Once the foster family learned that ICW, rightfully, would not guarantee them an adoption due to the early stages of the case, they abruptly asked the she be removed from their home. 

So, I was given a spur of the moment choice by OK DHS: take placement or allow her to go to a shelter. 

She has been in my home for just over two years, now. If all goes as planned, the adoption should be completed by the end of the year.

The girls now have a younger sister, born a week ago. She is not placed in my home, but I am working with ICW to create relationships with her foster family so that the siblings can have each other in their lives.

If it was not for ICWA my girls would not have each other. The siblings would have been forever separated. If not for ICWA, my daughters would not know their Nation or their culture, as they had both been previously placed with non Native homes who had no desire to learn about, or create relationships with the tribal community. 

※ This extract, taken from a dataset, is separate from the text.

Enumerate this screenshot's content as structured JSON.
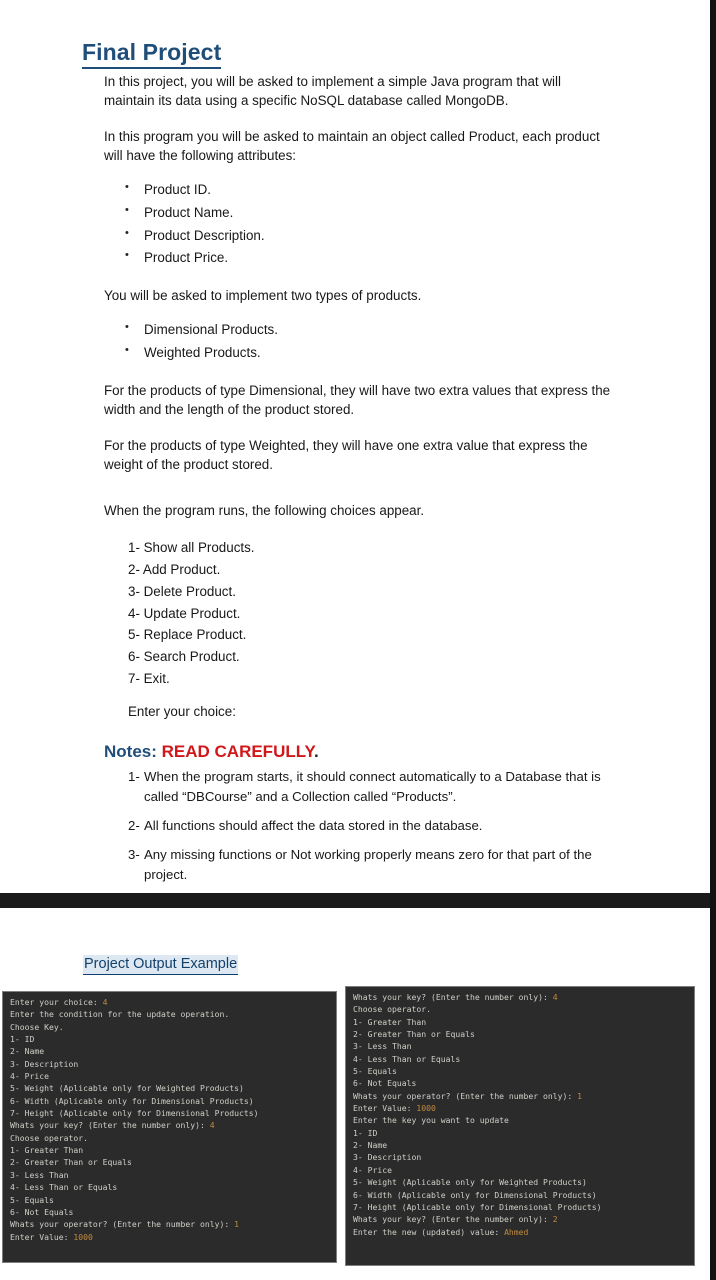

Without ICWA, Indian Country would have lost the wonderful gift of my daughters and all the potential they hold. 

Most importantly, if not for ICWA, my daughters' basic human right to their culture and their tribal family would have been violated. That, in itself, is an act of violence.

Friday, May 1, 2015

The Call

This afternoon I got a call that I knew would come at some point, but I still wasn't entirely ready for it.

My girls have a sister, born a few days ago. A state child welfare worker had called to ask me if I could go pick her up from the NICU tomorrow & accept placement. "Ummm...I'm gonna have to call you back. That's not a question that can be reasonably answered in a 5 minute phone call." 

I did ask if ICW had any other potential placements, since they almost always have people ready to take a newborn who's case is relatively low legal risk. She told me definitely they did not & we're counting on me to take placement.

Fortunately, my tribe has a wonderful ICW department. Before I was able to find the number for the worker assigned to that county, she had already called me. 

She told me she felt like the state was trying to pressure me into taking the placement & wanted to talk to me to make sure that, if I accepted, it was because I wanted to, rather than because I was being told she had nowhere else to go.

We had a good talk and it turned out we agree on what constitutes an ideal place my for the baby: sibling relationships, a tribal home willing to become permanent should she become legally free, and a family with enough room to grow when future siblings are born. I can give her the first 2, but in a crowded setting that would result in sacrifice for all children in the home. 

Plus there's no chance of future siblings coming here. I'm already at capacity &, at a certain point, when there's not enough time or energy to make sure all the children get the therapy (which every foster child over age 3 should get) or to spend time teachings them age appropriate boundaries, it isn't in their best interest to take more regardless of relation. 

I think we're at a state now where we could handle one, but that's all. There's only one of me & I have enough sense to know that just wanting to help isn't good enough. I have to be able to teach them & not allow them to be wild destructo  children. So, I would consider placement with me second best to a home that can meet all the criteria.

She was able to find a home who can give all those things. They are a tribal home who wants to work with me to keep the siblings in contact. This was non negotiable for me. I would not have approved the placement otherwise & would have taken her into my home, instead.

But, this couple seems very excited & will be going to pick her up tomorrow. They told me to expect to hear from them soon after so that the girls can meet their baby sister.

I hope that they are, indeed, willing to help me keep the sibling relationship together. I am very thankful for my ally in ICW who intends to facilitate to make sure this happens.

In the years I've worked with them (wow, 10 years?!?) Choctaw Nation ICW has been amazing. They care so much for the kids & try to focus on their best interest. I wish every other child welfare department did the same. And I also wish our Nation would fund them better so that they can serve more of our children. They are our future.